"Scenes of September in Maine - buildings in St. George", Adult Art Workshops, at Rockland Library, 2014

Press Release:

Knoth Teaches "Scenes of September in Maine" Adult Art Workshops, at 
Rockland Library, 2014

Rockland - Catinka Knoth  will  teach drawing  scenes of September in 
Maine, with a focus on buildings, at 11 a.m.  Mondays,  Rockland Public 
Library, the Community Room, 80 Union St.  Led by Knoth, participants 
will make their own  drawings in color. Knoth offers the  workshops 
free and  open to the general public, with materials supplied. Friends 
of Rockland Library host. FMI Knoth at 596-0069 or Rockland Library at 

Knoth will lead students in drawing several scenes of iconic local 
Maine buildings.

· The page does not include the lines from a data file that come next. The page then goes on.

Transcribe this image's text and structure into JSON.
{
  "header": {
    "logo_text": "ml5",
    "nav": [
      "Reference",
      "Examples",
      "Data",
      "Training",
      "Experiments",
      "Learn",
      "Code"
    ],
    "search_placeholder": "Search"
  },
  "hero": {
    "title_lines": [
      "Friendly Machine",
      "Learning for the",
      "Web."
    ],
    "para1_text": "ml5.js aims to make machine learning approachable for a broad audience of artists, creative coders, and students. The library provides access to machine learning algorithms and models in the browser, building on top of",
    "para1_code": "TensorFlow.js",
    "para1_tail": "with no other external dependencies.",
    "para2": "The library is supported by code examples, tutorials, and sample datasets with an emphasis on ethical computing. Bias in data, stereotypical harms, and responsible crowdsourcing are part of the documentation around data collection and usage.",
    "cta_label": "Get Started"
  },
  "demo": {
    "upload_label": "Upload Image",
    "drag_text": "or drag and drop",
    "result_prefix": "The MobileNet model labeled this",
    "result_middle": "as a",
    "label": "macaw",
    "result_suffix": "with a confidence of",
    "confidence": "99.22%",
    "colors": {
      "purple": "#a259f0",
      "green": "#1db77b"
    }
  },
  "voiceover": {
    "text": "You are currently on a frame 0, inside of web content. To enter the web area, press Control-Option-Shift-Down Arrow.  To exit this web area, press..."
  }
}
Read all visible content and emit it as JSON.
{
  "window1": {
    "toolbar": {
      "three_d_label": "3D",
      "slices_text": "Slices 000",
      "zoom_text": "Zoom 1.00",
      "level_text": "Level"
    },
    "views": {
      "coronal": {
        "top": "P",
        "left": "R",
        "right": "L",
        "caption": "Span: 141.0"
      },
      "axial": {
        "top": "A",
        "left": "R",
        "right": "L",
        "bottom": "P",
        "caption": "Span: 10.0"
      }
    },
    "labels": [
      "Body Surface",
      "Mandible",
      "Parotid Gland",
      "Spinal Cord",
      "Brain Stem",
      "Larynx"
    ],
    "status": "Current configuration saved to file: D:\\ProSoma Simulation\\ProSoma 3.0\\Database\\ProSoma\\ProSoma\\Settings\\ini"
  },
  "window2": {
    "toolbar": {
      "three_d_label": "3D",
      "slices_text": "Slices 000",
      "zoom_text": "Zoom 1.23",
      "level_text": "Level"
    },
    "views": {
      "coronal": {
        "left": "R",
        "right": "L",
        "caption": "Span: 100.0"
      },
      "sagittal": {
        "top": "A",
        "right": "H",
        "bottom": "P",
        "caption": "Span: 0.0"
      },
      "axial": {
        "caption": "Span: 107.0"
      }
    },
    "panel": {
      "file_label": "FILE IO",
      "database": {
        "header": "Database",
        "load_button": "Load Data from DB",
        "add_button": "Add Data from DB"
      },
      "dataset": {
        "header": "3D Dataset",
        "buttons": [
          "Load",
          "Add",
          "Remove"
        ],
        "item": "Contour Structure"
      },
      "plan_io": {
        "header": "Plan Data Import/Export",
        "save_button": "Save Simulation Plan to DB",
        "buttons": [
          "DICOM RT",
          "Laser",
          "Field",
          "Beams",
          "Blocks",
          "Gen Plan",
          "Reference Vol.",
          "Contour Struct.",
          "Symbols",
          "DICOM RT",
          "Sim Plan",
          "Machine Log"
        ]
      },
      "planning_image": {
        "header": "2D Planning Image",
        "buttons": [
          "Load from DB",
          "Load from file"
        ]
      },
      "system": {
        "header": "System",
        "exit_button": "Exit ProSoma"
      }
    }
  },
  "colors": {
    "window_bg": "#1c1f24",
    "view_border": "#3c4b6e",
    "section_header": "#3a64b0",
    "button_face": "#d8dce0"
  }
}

Students may experience simple aspects of  perspective 
theory. They will also practice the technique of coloring in without 
using outlines. Familiar buildings from St. George and South Thomaston 
along the St. George peninsula and Rte 131 will be the subjects for the 
classes. Each week is a different building - a schoolhouse, a barn, a grange, and a classic Maine farmhouse.

09/08    Little Green Schoolhouse 
09/15    Harjula's barn     
09/22    A classic Maine farmhouse
09/29    St. George Grange

Knoth paints watercolors of Maine and whimsical animal scenes, which 
she offers as cards and prints. She teaches a free weekly children's 
drawing class at Rockland Public Library, sponsored by Wendy and Keith 
Wellin.  For more information about Knoth's work visit 

Catinka Knoth
241 Broadway, Apt. B
Rockland, Maine 04841
207-596-0069, 207-691-5544



Prints at Fine Art America

Facebook Artist Fan Page 

Youtube channel: